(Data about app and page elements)
--- START ---

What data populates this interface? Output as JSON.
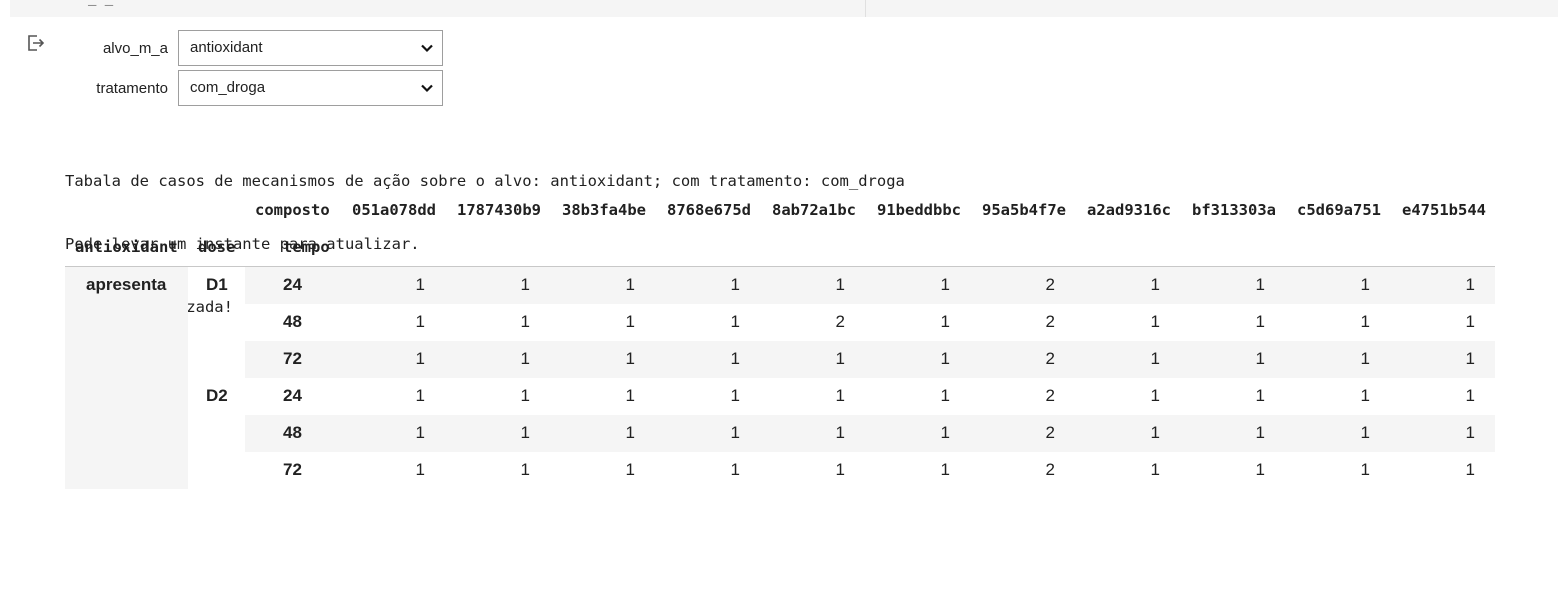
{
  "widgets": {
    "alvo": {
      "label": "alvo_m_a",
      "value": "antioxidant"
    },
    "tratamento": {
      "label": "tratamento",
      "value": "com_droga"
    }
  },
  "output_lines": [
    "Tabala de casos de mecanismos de ação sobre o alvo: antioxidant; com tratamento: com_droga",
    "Pode levar um instante para atualizar.",
    "Tabela atualizada!"
  ],
  "table": {
    "columns_name": "composto",
    "columns": [
      "051a078dd",
      "1787430b9",
      "38b3fa4be",
      "8768e675d",
      "8ab72a1bc",
      "91beddbbc",
      "95a5b4f7e",
      "a2ad9316c",
      "bf313303a",
      "c5d69a751",
      "e4751b544"
    ],
    "index_names": [
      "antioxidant",
      "dose",
      "tempo"
    ],
    "level0": "apresenta",
    "dose_groups": [
      "D1",
      "D2"
    ],
    "rows": [
      {
        "tempo": "24",
        "values": [
          1,
          1,
          1,
          1,
          1,
          1,
          2,
          1,
          1,
          1,
          1
        ]
      },
      {
        "tempo": "48",
        "values": [
          1,
          1,
          1,
          1,
          2,
          1,
          2,
          1,
          1,
          1,
          1
        ]
      },
      {
        "tempo": "72",
        "values": [
          1,
          1,
          1,
          1,
          1,
          1,
          2,
          1,
          1,
          1,
          1
        ]
      },
      {
        "tempo": "24",
        "values": [
          1,
          1,
          1,
          1,
          1,
          1,
          2,
          1,
          1,
          1,
          1
        ]
      },
      {
        "tempo": "48",
        "values": [
          1,
          1,
          1,
          1,
          1,
          1,
          2,
          1,
          1,
          1,
          1
        ]
      },
      {
        "tempo": "72",
        "values": [
          1,
          1,
          1,
          1,
          1,
          1,
          2,
          1,
          1,
          1,
          1
        ]
      }
    ]
  }
}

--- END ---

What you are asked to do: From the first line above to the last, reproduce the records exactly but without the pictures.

Completed exercise:
What data populates this interface? Output as JSON.
{
  "widgets": {
    "alvo": {
      "label": "alvo_m_a",
      "value": "antioxidant"
    },
    "tratamento": {
      "label": "tratamento",
      "value": "com_droga"
    }
  },
  "output_lines": [
    "Tabala de casos de mecanismos de ação sobre o alvo: antioxidant; com tratamento: com_droga",
    "Pode levar um instante para atualizar.",
    "Tabela atualizada!"
  ],
  "table": {
    "columns_name": "composto",
    "columns": [
      "051a078dd",
      "1787430b9",
      "38b3fa4be",
      "8768e675d",
      "8ab72a1bc",
      "91beddbbc",
      "95a5b4f7e",
      "a2ad9316c",
      "bf313303a",
      "c5d69a751",
      "e4751b544"
    ],
    "index_names": [
      "antioxidant",
      "dose",
      "tempo"
    ],
    "level0": "apresenta",
    "dose_groups": [
      "D1",
      "D2"
    ],
    "rows": [
      {
        "tempo": "24",
        "values": [
          1,
          1,
          1,
          1,
          1,
          1,
          2,
          1,
          1,
          1,
          1
        ]
      },
      {
        "tempo": "48",
        "values": [
          1,
          1,
          1,
          1,
          2,
          1,
          2,
          1,
          1,
          1,
          1
        ]
      },
      {
        "tempo": "72",
        "values": [
          1,
          1,
          1,
          1,
          1,
          1,
          2,
          1,
          1,
          1,
          1
        ]
      },
      {
        "tempo": "24",
        "values": [
          1,
          1,
          1,
          1,
          1,
          1,
          2,
          1,
          1,
          1,
          1
        ]
      },
      {
        "tempo": "48",
        "values": [
          1,
          1,
          1,
          1,
          1,
          1,
          2,
          1,
          1,
          1,
          1
        ]
      },
      {
        "tempo": "72",
        "values": [
          1,
          1,
          1,
          1,
          1,
          1,
          2,
          1,
          1,
          1,
          1
        ]
      }
    ]
  }
}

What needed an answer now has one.